Tony Grafton, in the introduction to his Worlds Made by Words: Scholarship and Community in the Modern West:
Thirty years and more spent living within the modern university—as well as the larger media and publishing worlds outside it—have sometimes left me shaken, even despairing. Times have been, and are, dark. But even in dark times, the social worlds of scholarship provide room for human warmth and the desire and pursuit of the truth and promote deep scholarship and intelligent writing. And these abide.
Even after only four years in Princeton—but especially now, just under two weeks before my thesis is due—this is the heart-gladdening ideal in which I try to keep faith. I have been fortunate beyond all measure to have learnt it from those who know how to express it so beautifully, warmly, and comfortingly, and who are there for the few undergraduates who really need to hear words like these.
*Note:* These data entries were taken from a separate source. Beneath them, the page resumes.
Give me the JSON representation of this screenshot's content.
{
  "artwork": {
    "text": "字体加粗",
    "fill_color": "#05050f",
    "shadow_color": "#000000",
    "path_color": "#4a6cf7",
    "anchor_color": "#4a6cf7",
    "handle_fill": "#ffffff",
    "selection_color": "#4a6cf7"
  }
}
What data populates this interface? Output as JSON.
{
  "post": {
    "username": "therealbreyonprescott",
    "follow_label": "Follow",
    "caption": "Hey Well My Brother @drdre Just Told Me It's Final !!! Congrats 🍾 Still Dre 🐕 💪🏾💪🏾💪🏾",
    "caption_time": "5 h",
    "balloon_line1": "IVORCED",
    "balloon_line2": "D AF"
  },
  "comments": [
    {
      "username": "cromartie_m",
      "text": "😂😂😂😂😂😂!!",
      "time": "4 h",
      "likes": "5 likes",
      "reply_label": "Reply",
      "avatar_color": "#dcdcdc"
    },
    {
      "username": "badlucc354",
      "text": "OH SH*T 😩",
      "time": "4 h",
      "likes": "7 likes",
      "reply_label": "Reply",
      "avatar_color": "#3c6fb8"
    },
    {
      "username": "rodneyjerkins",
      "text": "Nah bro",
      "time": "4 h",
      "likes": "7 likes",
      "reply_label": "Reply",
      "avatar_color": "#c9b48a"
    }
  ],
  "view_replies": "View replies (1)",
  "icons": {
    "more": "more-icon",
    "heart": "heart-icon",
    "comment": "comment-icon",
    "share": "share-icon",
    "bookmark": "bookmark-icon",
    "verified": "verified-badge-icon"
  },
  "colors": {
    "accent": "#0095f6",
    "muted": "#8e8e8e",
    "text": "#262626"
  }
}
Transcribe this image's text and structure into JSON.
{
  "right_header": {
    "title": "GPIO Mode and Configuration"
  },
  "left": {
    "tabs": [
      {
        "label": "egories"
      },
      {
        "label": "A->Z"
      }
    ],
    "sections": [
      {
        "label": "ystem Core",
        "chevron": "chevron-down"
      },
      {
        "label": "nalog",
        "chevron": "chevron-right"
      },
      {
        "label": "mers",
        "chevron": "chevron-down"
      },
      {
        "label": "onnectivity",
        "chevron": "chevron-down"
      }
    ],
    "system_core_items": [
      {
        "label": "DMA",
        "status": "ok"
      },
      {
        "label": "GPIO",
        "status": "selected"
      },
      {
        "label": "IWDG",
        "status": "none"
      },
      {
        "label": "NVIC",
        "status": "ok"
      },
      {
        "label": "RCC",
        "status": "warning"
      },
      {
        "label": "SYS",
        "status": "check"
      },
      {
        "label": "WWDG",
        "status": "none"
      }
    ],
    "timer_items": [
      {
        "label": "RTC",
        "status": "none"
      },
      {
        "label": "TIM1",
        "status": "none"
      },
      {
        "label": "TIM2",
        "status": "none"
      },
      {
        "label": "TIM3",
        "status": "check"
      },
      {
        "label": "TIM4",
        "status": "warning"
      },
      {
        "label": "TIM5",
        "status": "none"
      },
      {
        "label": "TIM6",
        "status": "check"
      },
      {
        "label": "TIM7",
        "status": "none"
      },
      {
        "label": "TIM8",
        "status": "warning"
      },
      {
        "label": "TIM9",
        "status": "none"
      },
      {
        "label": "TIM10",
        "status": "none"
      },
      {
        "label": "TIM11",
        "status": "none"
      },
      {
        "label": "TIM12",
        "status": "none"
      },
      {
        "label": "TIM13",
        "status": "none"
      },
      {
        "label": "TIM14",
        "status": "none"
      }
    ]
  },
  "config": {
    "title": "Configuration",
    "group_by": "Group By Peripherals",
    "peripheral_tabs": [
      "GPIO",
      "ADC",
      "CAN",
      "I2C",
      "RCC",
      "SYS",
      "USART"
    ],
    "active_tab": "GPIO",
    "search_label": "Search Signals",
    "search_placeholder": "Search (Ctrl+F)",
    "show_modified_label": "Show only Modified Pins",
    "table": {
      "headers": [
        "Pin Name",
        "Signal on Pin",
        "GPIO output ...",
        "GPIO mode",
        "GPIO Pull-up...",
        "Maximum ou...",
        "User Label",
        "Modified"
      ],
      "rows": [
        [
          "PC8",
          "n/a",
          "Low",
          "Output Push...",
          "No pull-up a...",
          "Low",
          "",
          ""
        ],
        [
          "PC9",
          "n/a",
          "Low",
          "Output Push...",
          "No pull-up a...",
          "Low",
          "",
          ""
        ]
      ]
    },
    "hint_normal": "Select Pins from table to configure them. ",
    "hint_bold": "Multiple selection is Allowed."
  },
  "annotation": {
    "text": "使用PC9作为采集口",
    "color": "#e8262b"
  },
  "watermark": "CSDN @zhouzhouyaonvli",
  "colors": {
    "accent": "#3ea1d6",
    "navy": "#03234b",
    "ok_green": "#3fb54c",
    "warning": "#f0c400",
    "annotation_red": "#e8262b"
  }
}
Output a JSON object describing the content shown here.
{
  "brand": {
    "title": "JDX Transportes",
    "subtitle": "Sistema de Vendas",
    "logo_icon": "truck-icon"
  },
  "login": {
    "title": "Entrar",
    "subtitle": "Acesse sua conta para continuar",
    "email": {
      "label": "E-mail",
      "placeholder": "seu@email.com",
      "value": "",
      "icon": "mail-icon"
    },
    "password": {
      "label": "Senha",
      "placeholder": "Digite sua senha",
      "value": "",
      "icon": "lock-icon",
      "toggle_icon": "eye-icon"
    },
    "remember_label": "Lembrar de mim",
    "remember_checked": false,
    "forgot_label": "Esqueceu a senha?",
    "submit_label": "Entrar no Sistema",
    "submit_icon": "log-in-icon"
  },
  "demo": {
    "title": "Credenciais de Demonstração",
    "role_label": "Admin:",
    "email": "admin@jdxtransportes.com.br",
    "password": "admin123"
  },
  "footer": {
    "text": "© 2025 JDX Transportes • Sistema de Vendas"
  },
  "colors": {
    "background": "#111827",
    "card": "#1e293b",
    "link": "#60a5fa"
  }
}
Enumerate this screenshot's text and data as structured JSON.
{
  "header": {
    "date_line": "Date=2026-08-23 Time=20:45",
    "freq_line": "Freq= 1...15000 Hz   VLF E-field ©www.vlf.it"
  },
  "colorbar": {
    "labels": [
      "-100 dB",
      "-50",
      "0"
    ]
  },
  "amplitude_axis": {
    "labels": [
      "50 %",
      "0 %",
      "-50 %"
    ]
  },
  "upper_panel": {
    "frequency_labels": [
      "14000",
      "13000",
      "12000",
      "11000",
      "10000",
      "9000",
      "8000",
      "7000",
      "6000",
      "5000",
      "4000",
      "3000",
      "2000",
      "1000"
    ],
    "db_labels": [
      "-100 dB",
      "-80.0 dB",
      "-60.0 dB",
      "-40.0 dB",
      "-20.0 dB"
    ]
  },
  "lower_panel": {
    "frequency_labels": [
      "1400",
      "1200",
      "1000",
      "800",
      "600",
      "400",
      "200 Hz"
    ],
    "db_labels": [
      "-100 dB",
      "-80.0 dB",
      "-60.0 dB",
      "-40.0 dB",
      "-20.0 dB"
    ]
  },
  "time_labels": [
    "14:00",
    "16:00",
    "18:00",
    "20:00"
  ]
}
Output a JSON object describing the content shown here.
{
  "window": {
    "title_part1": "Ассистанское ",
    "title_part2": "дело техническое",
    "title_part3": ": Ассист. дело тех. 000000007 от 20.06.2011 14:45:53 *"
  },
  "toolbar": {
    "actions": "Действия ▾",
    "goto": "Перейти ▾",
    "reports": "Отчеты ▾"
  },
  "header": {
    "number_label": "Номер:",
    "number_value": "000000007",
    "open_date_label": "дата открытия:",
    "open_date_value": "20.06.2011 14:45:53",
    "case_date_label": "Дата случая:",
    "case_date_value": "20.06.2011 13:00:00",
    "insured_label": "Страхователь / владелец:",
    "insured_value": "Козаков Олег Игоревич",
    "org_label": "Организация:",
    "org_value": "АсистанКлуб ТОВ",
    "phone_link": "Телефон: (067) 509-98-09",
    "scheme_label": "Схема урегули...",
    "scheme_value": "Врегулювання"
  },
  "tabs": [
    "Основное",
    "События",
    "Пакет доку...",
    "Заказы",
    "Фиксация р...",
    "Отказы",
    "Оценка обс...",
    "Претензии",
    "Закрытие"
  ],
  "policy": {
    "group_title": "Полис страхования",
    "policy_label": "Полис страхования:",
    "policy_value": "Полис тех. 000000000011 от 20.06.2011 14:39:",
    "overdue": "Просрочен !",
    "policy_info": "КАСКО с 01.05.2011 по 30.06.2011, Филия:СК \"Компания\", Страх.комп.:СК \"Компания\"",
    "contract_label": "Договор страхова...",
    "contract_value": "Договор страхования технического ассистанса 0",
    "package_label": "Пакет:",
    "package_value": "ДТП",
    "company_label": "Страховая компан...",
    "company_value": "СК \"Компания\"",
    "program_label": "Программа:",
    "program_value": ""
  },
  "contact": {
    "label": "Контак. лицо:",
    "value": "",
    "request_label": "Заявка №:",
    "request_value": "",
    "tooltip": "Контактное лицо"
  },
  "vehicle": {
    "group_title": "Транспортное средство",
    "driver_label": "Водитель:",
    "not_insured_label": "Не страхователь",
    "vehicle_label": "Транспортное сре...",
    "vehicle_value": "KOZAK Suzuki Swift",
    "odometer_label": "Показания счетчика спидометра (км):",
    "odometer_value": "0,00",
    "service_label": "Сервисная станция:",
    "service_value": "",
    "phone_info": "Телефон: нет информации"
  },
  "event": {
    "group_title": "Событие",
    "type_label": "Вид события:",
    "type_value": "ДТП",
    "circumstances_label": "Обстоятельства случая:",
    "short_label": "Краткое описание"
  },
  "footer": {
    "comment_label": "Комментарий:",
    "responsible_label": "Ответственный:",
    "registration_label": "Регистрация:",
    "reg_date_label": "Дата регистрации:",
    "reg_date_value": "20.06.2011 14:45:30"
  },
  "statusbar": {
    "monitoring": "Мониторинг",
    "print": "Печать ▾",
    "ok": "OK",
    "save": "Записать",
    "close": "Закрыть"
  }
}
Relatedly, Tenured Radical had a lovely post today about the lessons of her college years, and I mean to take it as my model once I turn in my thesis, my own college years wind to a close, and I’m called to reflect on the use to which I’ve put this sojourn in the wilds of suburban New Jersey. But I can say now that most of all what I’ve learned here is the pressing importance of building intellectual communities that, if not quite ever spreading sweetness and light to civilization far and wide, at least help people like me, who have always struggled to be in the present as easily as we are in the past, to achieve the kind of human connection we need to become better, to love more, and to be more human and more whole.